Outlook and Thunderbird: Both email clients provide features like calendar integration and task management, which can help you schedule dedicated email processing times. For example, you can create a recurring calendar event or task reminder to check and process your inbox at specific intervals.

  1. Automate Email Archiving

Regularly archiving old emails can help you maintain a clean and organized inbox. By setting up automated archiving rules, you can ensure that emails are removed from your inbox after a certain period or once they have been read.

Outlook: In Outlook, you can set up AutoArchive to automatically move or delete old emails. To configure AutoArchive settings, go to File > Options > Advanced and click on “AutoArchive Settings.” You can then choose how often to run AutoArchive, the age at which emails should be archived, and other preferences.

Thunderbird: Thunderbird doesn’t have a built-in auto-archiving feature like Outlook, but you can achieve similar results using the Archive feature and Message Filters. First, enable the Archive feature by going to Tools > Account Settings > Copies & Folders and checking the “Keep message archives in” box. Then, create a Message Filter that moves emails to the Archives folder based on your desired criteria, such as age or read status.

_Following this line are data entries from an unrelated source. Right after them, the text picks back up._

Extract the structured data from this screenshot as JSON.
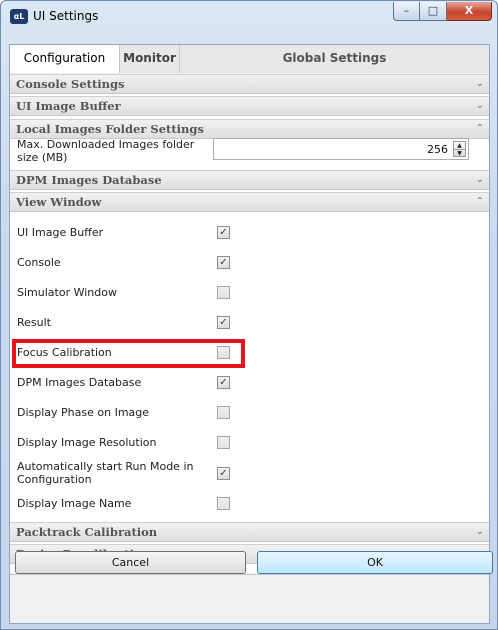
{
  "window": {
    "title": "UI Settings",
    "app_icon_text": "αL",
    "buttons": {
      "minimize": "–",
      "maximize": "□",
      "close": "X"
    }
  },
  "tabs": [
    {
      "label": "Configuration",
      "active": true
    },
    {
      "label": "Monitor",
      "active": false
    },
    {
      "label": "Global Settings",
      "active": false
    }
  ],
  "sections": {
    "console": {
      "label": "Console Settings",
      "state": "collapsed"
    },
    "ui_image_buffer": {
      "label": "UI Image Buffer",
      "state": "collapsed"
    },
    "local_images": {
      "label": "Local Images Folder Settings",
      "state": "expanded"
    },
    "dpm_db": {
      "label": "DPM Images Database",
      "state": "collapsed"
    },
    "view_window": {
      "label": "View Window",
      "state": "expanded"
    },
    "packtrack": {
      "label": "Packtrack Calibration",
      "state": "collapsed"
    },
    "device_recal": {
      "label": "Device Recalibration",
      "state": "collapsed"
    }
  },
  "local_images": {
    "max_folder_label_line1": "Max. Downloaded Images folder",
    "max_folder_label_line2": "size (MB)",
    "max_folder_value": "256"
  },
  "view_window": {
    "items": [
      {
        "label": "UI Image Buffer",
        "checked": true
      },
      {
        "label": "Console",
        "checked": true
      },
      {
        "label": "Simulator Window",
        "checked": false
      },
      {
        "label": "Result",
        "checked": true
      },
      {
        "label": "Focus Calibration",
        "checked": false
      },
      {
        "label": "DPM Images Database",
        "checked": true
      },
      {
        "label": "Display Phase on Image",
        "checked": false
      },
      {
        "label": "Display Image Resolution",
        "checked": false
      },
      {
        "label_line1": "Automatically start Run Mode in",
        "label_line2": "Configuration",
        "checked": true
      },
      {
        "label": "Display Image Name",
        "checked": false
      }
    ]
  },
  "icons": {
    "chevron_down": "⌄",
    "chevron_up": "⌃",
    "check": "✓",
    "spin_up": "▲",
    "spin_down": "▼"
  },
  "footer": {
    "cancel_label": "Cancel",
    "ok_label": "OK"
  },
  "colors": {
    "highlight": "#e8141c",
    "ok_button": "#bee6fd"
  }
}
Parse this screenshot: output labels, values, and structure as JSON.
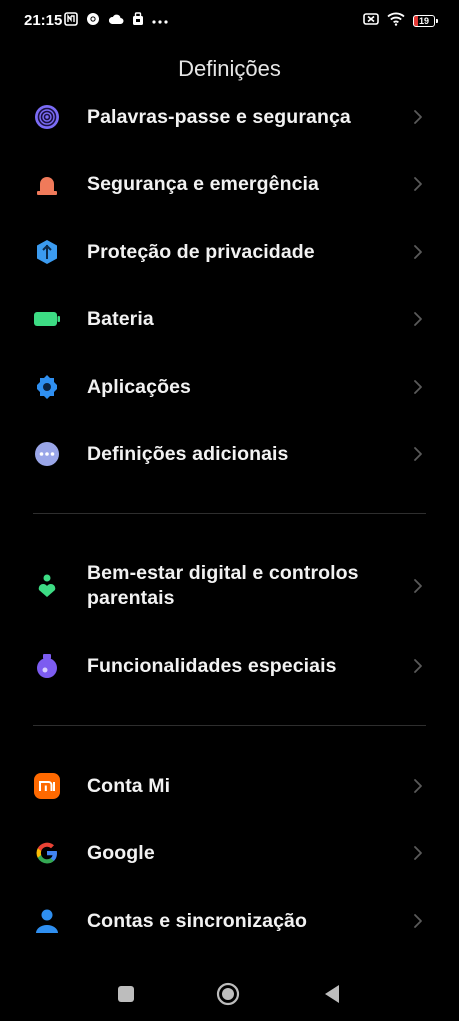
{
  "status_bar": {
    "time": "21:15",
    "battery_level": "19",
    "left_icons": [
      "nfc-icon",
      "chrome-icon",
      "cloud-icon",
      "lock-badge-icon",
      "more-dots-icon"
    ],
    "right_icons": [
      "sim-off-icon",
      "wifi-icon",
      "battery-icon"
    ],
    "battery_color": "#e53935"
  },
  "page": {
    "title": "Definições"
  },
  "groups": [
    {
      "items": [
        {
          "label": "Palavras-passe e segurança",
          "icon": "fingerprint-icon",
          "color": "#7b6cf6"
        },
        {
          "label": "Segurança e emergência",
          "icon": "emergency-light-icon",
          "color": "#f07a5a"
        },
        {
          "label": "Proteção de privacidade",
          "icon": "privacy-shield-icon",
          "color": "#3b9bf0"
        },
        {
          "label": "Bateria",
          "icon": "battery-icon",
          "color": "#3ddc84"
        },
        {
          "label": "Aplicações",
          "icon": "app-gear-icon",
          "color": "#2f8ff0"
        },
        {
          "label": "Definições adicionais",
          "icon": "more-settings-icon",
          "color": "#9aa6e8"
        }
      ]
    },
    {
      "items": [
        {
          "label": "Bem-estar digital e controlos parentais",
          "icon": "digital-wellbeing-icon",
          "color": "#3ddc84"
        },
        {
          "label": "Funcionalidades especiais",
          "icon": "special-features-icon",
          "color": "#7c5cf0"
        }
      ]
    },
    {
      "items": [
        {
          "label": "Conta Mi",
          "icon": "mi-logo-icon",
          "color": "#ff6900"
        },
        {
          "label": "Google",
          "icon": "google-logo-icon",
          "color": "#4285f4"
        },
        {
          "label": "Contas e sincronização",
          "icon": "account-icon",
          "color": "#2f8ff0"
        }
      ]
    }
  ],
  "nav_bar": {
    "buttons": [
      "recent-apps-icon",
      "home-icon",
      "back-icon"
    ]
  }
}
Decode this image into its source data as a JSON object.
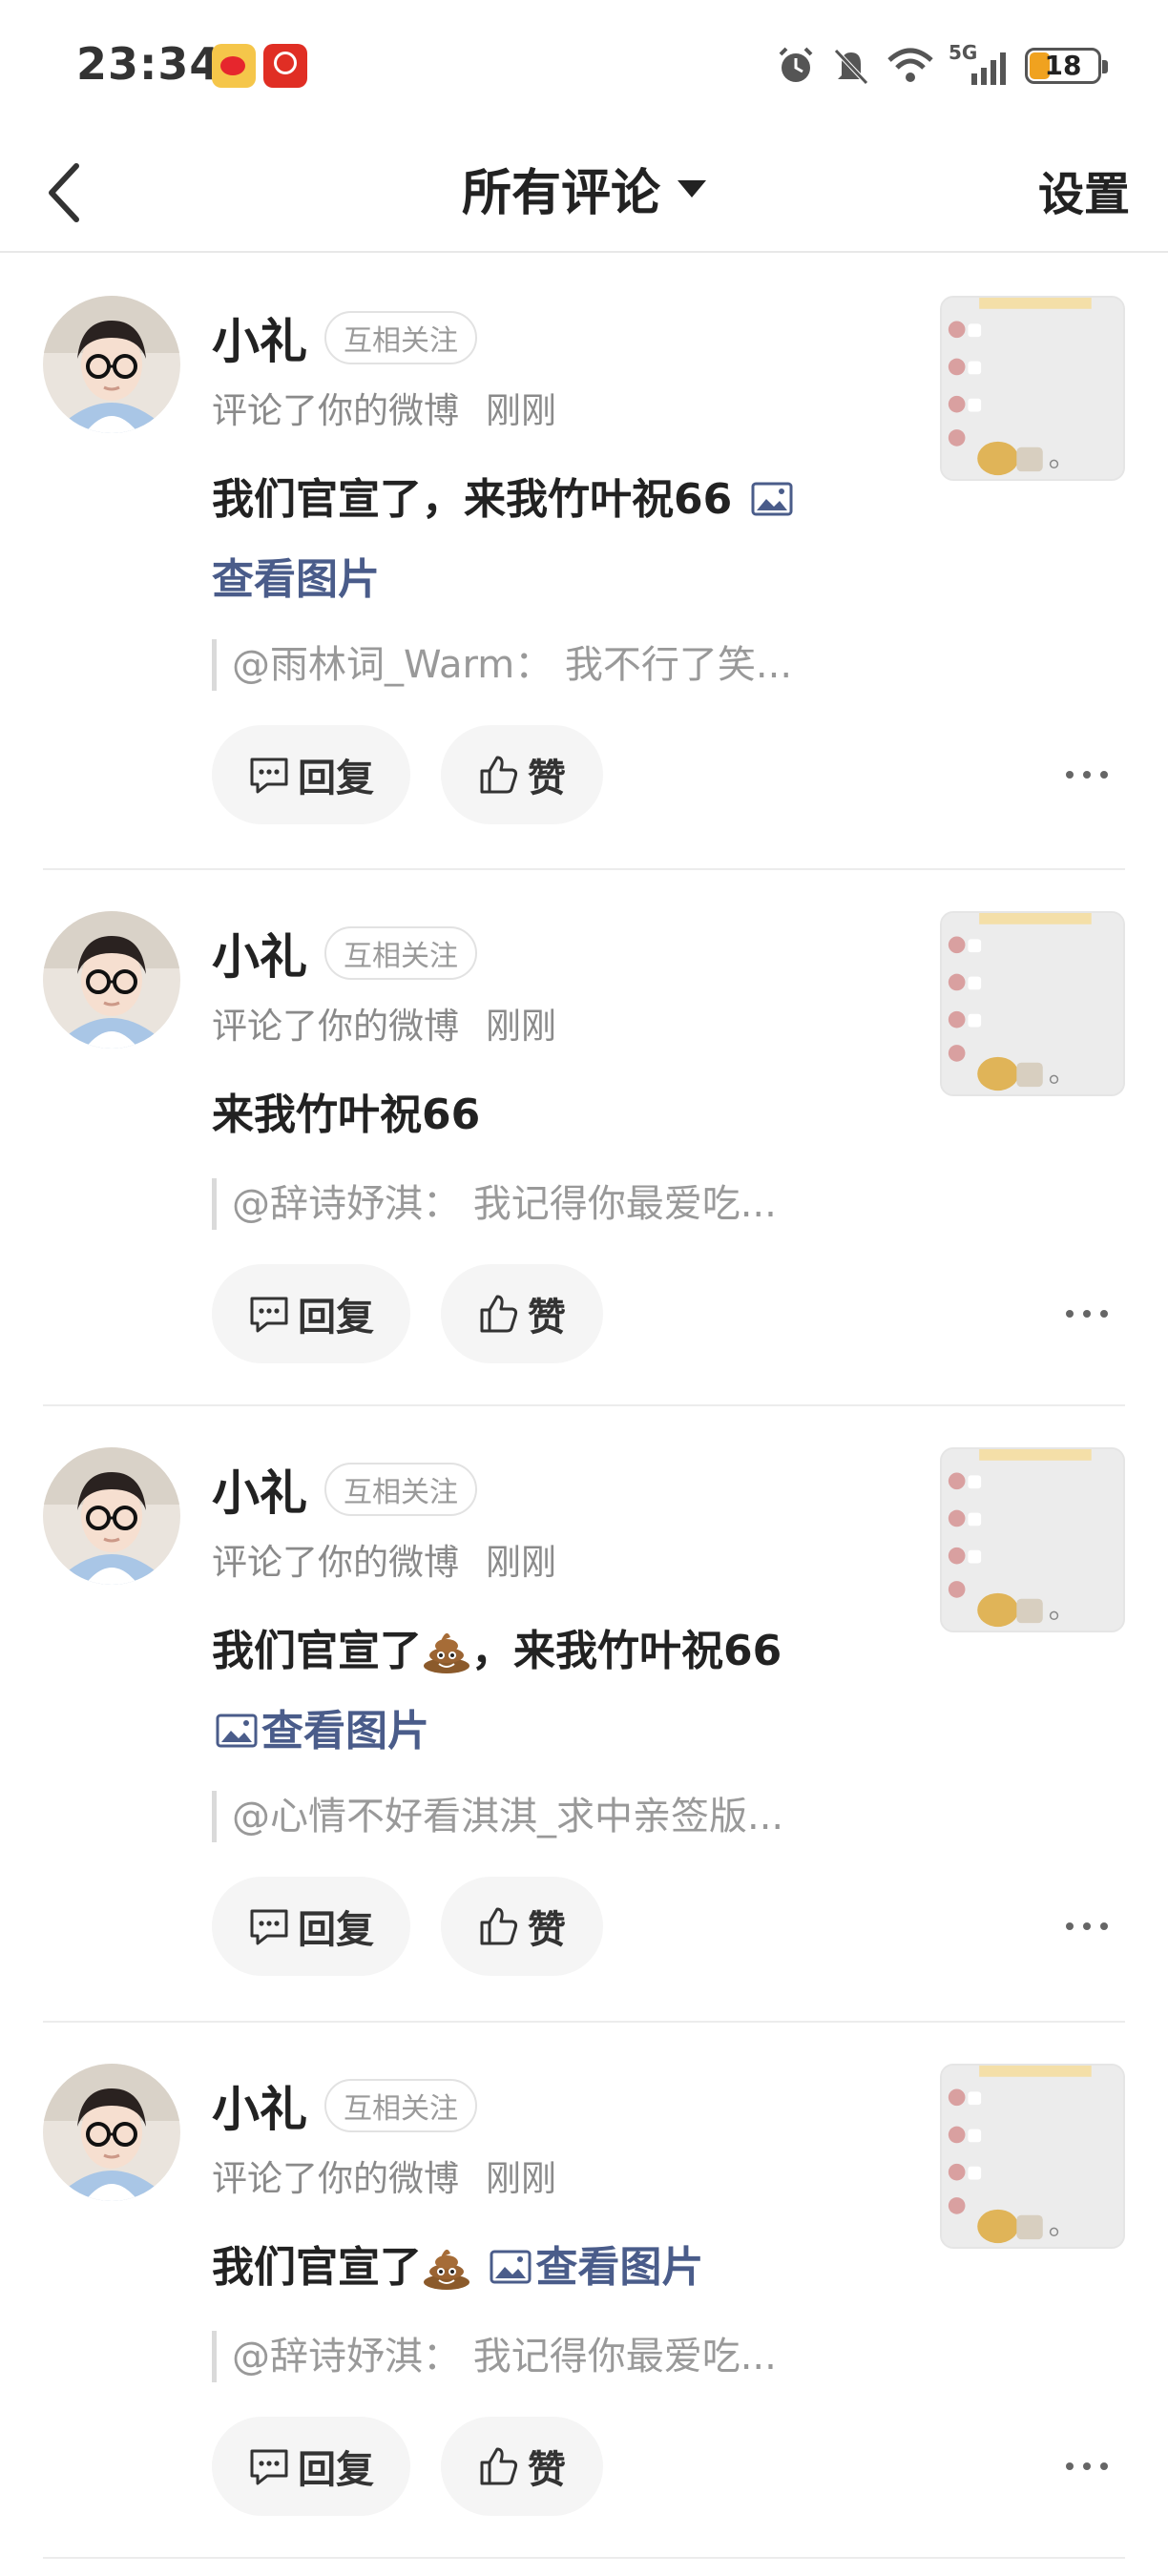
{
  "status_bar": {
    "time": "23:34",
    "network": "5G",
    "battery": "18",
    "icons": [
      "weibo-app-icon",
      "pinduoduo-app-icon",
      "alarm-icon",
      "mute-icon",
      "wifi-icon",
      "signal-icon",
      "battery-icon"
    ]
  },
  "header": {
    "title": "所有评论",
    "settings_label": "设置"
  },
  "comments": [
    {
      "user": "小礼",
      "badge": "互相关注",
      "action": "评论了你的微博",
      "time": "刚刚",
      "text": "我们官宣了，来我竹叶祝66",
      "link": "查看图片",
      "quote": "@雨林词_Warm： 我不行了笑...",
      "reply_label": "回复",
      "like_label": "赞"
    },
    {
      "user": "小礼",
      "badge": "互相关注",
      "action": "评论了你的微博",
      "time": "刚刚",
      "text": "来我竹叶祝66",
      "quote": "@辞诗妤淇： 我记得你最爱吃...",
      "reply_label": "回复",
      "like_label": "赞"
    },
    {
      "user": "小礼",
      "badge": "互相关注",
      "action": "评论了你的微博",
      "time": "刚刚",
      "text_a": "我们官宣了",
      "text_b": "，来我竹叶祝66",
      "link": "查看图片",
      "quote": "@心情不好看淇淇_求中亲签版...",
      "reply_label": "回复",
      "like_label": "赞"
    },
    {
      "user": "小礼",
      "badge": "互相关注",
      "action": "评论了你的微博",
      "time": "刚刚",
      "text": "我们官宣了",
      "link": "查看图片",
      "quote": "@辞诗妤淇： 我记得你最爱吃...",
      "reply_label": "回复",
      "like_label": "赞"
    }
  ],
  "colors": {
    "link": "#4a5c8a",
    "battery_fill": "#f0a21f",
    "secondary_text": "#8a8a8a"
  }
}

  1. Unsubscribe from Unwanted Emails

Reducing the number of unnecessary emails you receive can have a significant impact on your inbox organization. Make a habit of unsubscribing from newsletters, promotions, and other unwanted emails that don’t provide value.

Outlook and Thunderbird: Both email clients allow you to create rules or filters to automatically move or delete unwanted emails. However, it’s essential to take the extra step and unsubscribe from these emails at the source to prevent future clutter.


Maintaining an organized and clutter-free inbox can greatly enhance your productivity and reduce stress. By implementing best practices like categorizing emails, using folders and subfolders, and automating email archiving, you can take control of your inbox and focus on what’s important. The examples provided in this post for Outlook and Thunderbird demonstrate how these popular email clients can be used to apply these strategies and streamline your email management.

As you continue to refine your email organization techniques, don’t hesitate to explore additional features and add-ons that can further enhance your inbox management. Remember, the goal is to develop an email system that supports your workflow and allows you to work efficiently and effectively.